The Information Commissioner’s Office issued enforcement notices to Humberside, Northumbria, Staffordshire and West Midlands police forces after investigating complaints from four individuals. The ICO found that the old conviction information was held in breach of the principles of the Data Protection Act because it was no longer relevant and was excessive for policing purposes.
There has been increasing concern about the amount of data on individuals held by the police, focusing particularly on DNA samples. Last month, home office minister Meg Hillier told MPs she would welcome debate on the DNA database - which now holds records of more than 4 million people – after being quizzed on the case of an individual who had been wrongly arrested but could not get his DNA records removed.

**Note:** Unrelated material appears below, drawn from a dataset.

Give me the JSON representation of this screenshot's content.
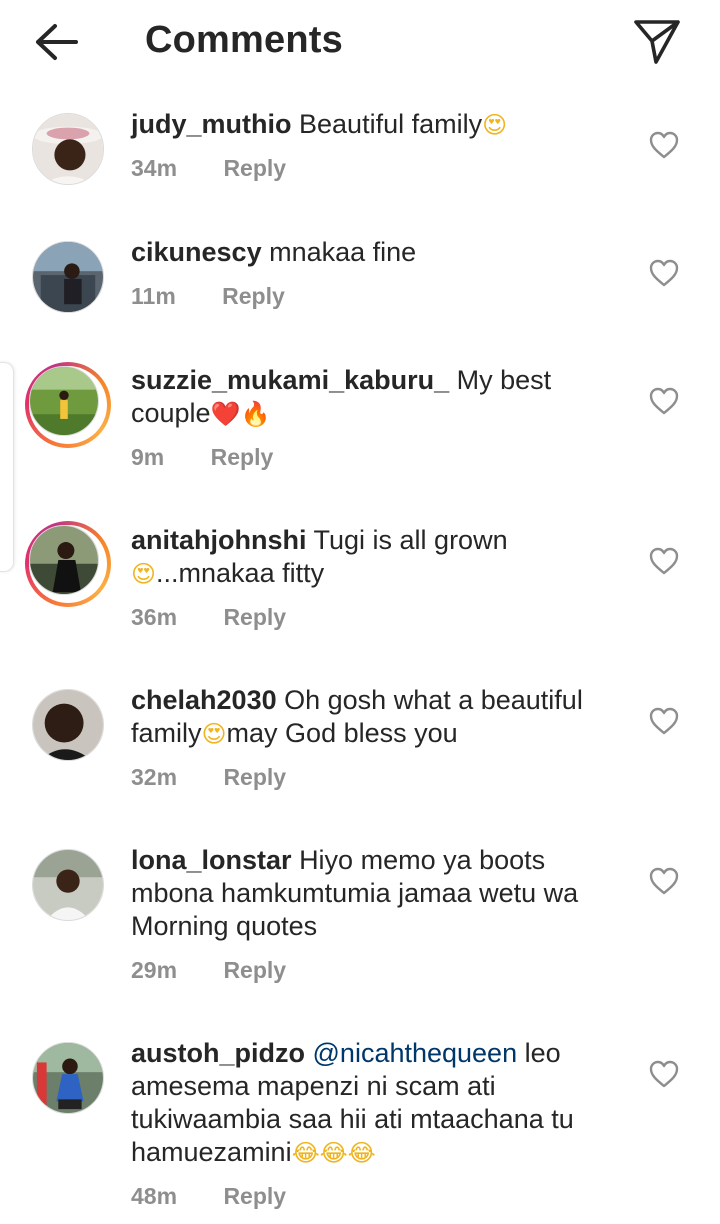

Records examined by the ICO included a Humberside Police record relating to the theft of a packet of meat valued at 99p stolen by a child in 1984. The child was fined £15 at the time. West Midlands police hold a record of an attempted theft committed more than 25 years ago, where the offender was fined £25.
Staffordshire police hold records of a child aged under 14 who was cautioned by the police for a minor assault. The child was told the information would be deleted when she became 18. She has now been told that the record will not be deleted until she reaches 100 years of age.
Assistant information commissioner Mick Gorrill – a former police officer – said: “Each case relates to individuals who have been convicted or cautioned on one occasion and have not been convicted of any other offences. Some of the incidents date back nearly 30 years. The offences were non custodial and we believe there is no justification in terms of policing purposes for retaining the information.
“The retention of the previous conviction information is causing harm and distress to the individuals concerned. I held the rank of detective superintendent in the police prior to my retirement after thirty years service. We are not satisfied that in these particular cases this information will be of any use for policing purposes.”
All four police forces are appealing to the Information Tribunal against the ICO ruling, allowing them to retain the information until after the appeal is heard.
"Policies and procedures for the storing of records need to put in place and enforced through the use of information lifecycle management technology,” said Simon Forster, consultant at services company Morse.